||Posted - Dec 29 2010 : 10:12:01 AM
The Frosty also gets more EXPOSURE for ski racing.
There might be various barriers for some folks but ya gotta start with knowing about it, with seeing it, and a local event helps get the word out.
I think there needs to be a big feeder system of tourers, dayskiers, picknickers plus a visible/known sport outlet for those who want to race.
Then the events themselves need to have a dual aspect like the Vasa used to have, where 1/3 were racers and a big bulk were neighborhood people who just wanted to get out for a big party on the trail. Get the tourers into the races again. I think it really helps to have big, fun food stops (in longer events) -- and a chili feast afterward.
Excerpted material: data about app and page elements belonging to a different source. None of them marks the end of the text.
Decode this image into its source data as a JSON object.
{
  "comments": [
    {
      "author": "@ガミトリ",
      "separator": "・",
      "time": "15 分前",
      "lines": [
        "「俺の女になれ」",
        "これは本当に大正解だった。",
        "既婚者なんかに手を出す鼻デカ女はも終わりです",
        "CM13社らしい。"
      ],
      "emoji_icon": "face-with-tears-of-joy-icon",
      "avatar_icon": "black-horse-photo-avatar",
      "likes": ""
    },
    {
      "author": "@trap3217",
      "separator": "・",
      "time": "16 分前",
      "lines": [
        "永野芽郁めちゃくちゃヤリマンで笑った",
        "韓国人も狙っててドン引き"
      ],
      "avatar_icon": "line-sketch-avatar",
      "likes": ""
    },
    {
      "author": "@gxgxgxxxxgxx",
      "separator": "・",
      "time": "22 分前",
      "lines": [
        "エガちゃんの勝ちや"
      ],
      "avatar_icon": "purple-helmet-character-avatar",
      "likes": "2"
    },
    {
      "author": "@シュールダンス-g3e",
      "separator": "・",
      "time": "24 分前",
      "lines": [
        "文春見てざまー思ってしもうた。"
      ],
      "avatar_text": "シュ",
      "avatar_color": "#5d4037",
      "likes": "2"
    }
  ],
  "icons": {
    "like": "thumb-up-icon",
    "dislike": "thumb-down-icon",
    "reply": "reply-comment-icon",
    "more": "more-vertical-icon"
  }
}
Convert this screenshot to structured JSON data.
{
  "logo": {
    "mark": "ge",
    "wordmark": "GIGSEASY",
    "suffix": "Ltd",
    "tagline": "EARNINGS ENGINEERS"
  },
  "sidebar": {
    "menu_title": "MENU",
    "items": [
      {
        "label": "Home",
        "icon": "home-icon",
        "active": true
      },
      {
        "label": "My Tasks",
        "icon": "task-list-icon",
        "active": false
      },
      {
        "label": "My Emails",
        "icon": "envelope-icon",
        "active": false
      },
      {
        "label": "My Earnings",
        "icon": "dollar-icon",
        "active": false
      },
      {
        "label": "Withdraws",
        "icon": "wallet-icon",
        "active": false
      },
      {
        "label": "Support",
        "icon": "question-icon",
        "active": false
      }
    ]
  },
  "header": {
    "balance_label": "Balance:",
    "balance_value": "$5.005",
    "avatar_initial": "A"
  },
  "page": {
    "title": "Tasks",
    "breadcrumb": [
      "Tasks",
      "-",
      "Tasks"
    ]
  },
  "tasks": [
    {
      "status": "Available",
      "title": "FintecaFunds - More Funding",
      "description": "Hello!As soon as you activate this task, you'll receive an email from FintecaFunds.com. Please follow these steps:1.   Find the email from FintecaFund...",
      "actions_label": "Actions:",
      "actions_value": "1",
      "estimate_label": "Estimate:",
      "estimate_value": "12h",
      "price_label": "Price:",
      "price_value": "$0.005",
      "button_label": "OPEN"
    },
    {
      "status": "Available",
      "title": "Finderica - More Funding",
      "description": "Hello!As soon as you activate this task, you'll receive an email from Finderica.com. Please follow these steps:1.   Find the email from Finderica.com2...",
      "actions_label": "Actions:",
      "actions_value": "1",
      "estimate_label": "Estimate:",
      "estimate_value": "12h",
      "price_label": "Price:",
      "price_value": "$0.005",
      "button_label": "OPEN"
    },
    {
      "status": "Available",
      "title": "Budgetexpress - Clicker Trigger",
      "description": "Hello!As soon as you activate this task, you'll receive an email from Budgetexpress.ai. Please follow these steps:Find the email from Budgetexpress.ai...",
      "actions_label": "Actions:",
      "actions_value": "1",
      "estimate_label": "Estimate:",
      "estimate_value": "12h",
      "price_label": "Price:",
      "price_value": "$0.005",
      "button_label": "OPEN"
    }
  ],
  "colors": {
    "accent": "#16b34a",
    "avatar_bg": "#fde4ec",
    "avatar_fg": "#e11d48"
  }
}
Back when the Vasa had lots of tourists, the food-stops were smorgasbords. I also recall when the food-stops started becoming more spartan. That would be a big turn-off to fun-folk. The hard-core carried their own potions or had helpers handing up special things. There was less demand for stopping, chatting, snacking, rewaxing, warming up around a bonfire. Perhaps a vicious cycle was involved of less fun at the food stops going with fewer tourists which resulted in even fewer tourists.
I note that the Women's Ski Tour on the Vasa trail got more (or comparable) skiers than the Vasa race -- and they only had one gender there! The fancy and fun food stops along the way did the trick.
Well, the Iceman is huge so skiing COULD draw laterally from other sports.
I'm still thinking the overhead entry-barrier needs to be brought WAY down.
||Posted - Dec 29 2010 : 09:42:08 AM
That's one of the reasons for the Frosty Freestyle race - get more kids and family's involved in a large metropolitan area.